As Amazon’s net sales grew 23% in the first quarter, Walmart’s comparable-store sales – a key metric used to measure retail performance – grew 1.4% while many other brands suffered with slowing in-store foot traffic. At the same time, the company’s e-commerce sales jumped more than 60%, though that figure compares to the same quarter last year, before its Jet.com buy.
To help reduce costs associated with increased demand for online orders, Walmart last week said it was testing out a program in which its employees could cover the so-called “last mile” of delivery on a volunteer basis. Ideally, the strategy would allow Walmart to speed up delivery times and keep prices low as it cut costs on the most expensive part of the delivery process.

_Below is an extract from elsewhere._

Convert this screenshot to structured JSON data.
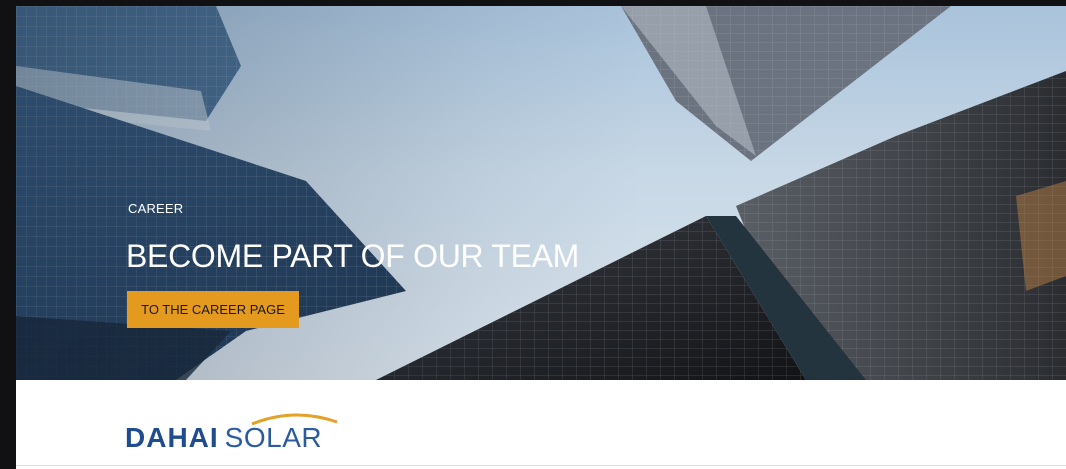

But McMillon exercised caution at the shareholder meeting, saying Walmart “may take our time on this,” stressing that delivery companies FedEx and UPS would likely still have a role in the company’s overall plan, and that the associate-delivery component is “just a piece of it.”